Driscoll says, since they have been married they've never been apart, even when she was admitted to the facility.
Out of an abundance of caution, Driscoll would spend hours with her at the center.
"I was there for six months I never left, seven days a week and ten hours a day," Driscoll said. "[There have been] medication issues over medicating, I addressed those issues. [I] had social work get upset with me."
Driscoll says these were some of the many disturbing practices of the facility he witnessed.
As the COVID-19 outbreak began, he worried that his wife would contract the virus.
He shares that his wife has several underlying health conditions.
Driscoll shares he grew more concerned after he saw staff becoming ill.
"Well in the first part of February the nurses were running 103 temperatures themselves and staying at work," Driscoll said. "Some of them were there for two weeks coughing all day long.
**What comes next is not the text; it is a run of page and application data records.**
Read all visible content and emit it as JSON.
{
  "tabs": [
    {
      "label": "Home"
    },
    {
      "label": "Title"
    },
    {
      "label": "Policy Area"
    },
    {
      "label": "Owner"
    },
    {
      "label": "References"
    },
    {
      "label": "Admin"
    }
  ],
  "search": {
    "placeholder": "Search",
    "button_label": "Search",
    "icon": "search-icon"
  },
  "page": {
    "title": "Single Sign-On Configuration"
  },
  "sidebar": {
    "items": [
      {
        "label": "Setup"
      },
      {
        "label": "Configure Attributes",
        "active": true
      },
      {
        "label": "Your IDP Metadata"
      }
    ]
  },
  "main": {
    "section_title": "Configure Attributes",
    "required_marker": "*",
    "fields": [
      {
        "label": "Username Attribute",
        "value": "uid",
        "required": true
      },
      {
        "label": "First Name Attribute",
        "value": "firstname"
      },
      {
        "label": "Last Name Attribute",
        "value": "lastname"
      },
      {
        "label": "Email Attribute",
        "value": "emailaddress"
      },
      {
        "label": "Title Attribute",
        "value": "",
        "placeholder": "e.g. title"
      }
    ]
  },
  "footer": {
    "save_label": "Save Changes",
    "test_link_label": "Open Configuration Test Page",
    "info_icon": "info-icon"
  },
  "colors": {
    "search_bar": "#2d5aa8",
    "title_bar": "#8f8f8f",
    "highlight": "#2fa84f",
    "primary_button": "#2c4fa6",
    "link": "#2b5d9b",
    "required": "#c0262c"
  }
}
I would ask them don’t you think you should go rest."
Driscoll sadly shares his wife Cheryl was diagnosed with COVID-19 just two days ago.
She is currently being treated at Memorial Hospital and is one of the five people hospitalized from the facility.
"They told me she tested positive for COVID-19 and it was a shock," Driscoll said. "I knew she hadn’t been feeling well for four-to-five days and coughing."
Ryan Alsop, the County Administrative Officer, tweeted out that as of Thursday Kingston Healthcare Center accounts for 86 positive cases in Kern County.
This also includes five hospitalizations and seven deaths at the center.
The number of deaths making up nearly half the number of total deaths in the county.
"I had a feeling that the nursing homes were going to become under attack here," Driscoll said. "To think that so much death has come out of one nursing home in our county is unbelievable."
Michael says he understands the concern for not allowing visitors to see their loved ones in these facilities but doesn’t agree and proposes this solution.
"It's a hard call to make, but I think that the door should be open to visitors though," Driscoll said. "If they aren’t positive or have a fever then they should be allowed to go in."
He says his wife is stable for now, but the next few days will play a large role in her recovery.
"Nursing homes aren’t taking people who are COVID positive or at least with a fever," Driscoll said. "I am not sure if that’s even a good place to go back to. A lot of people would be afraid to do that, with so many deaths happening in one facility."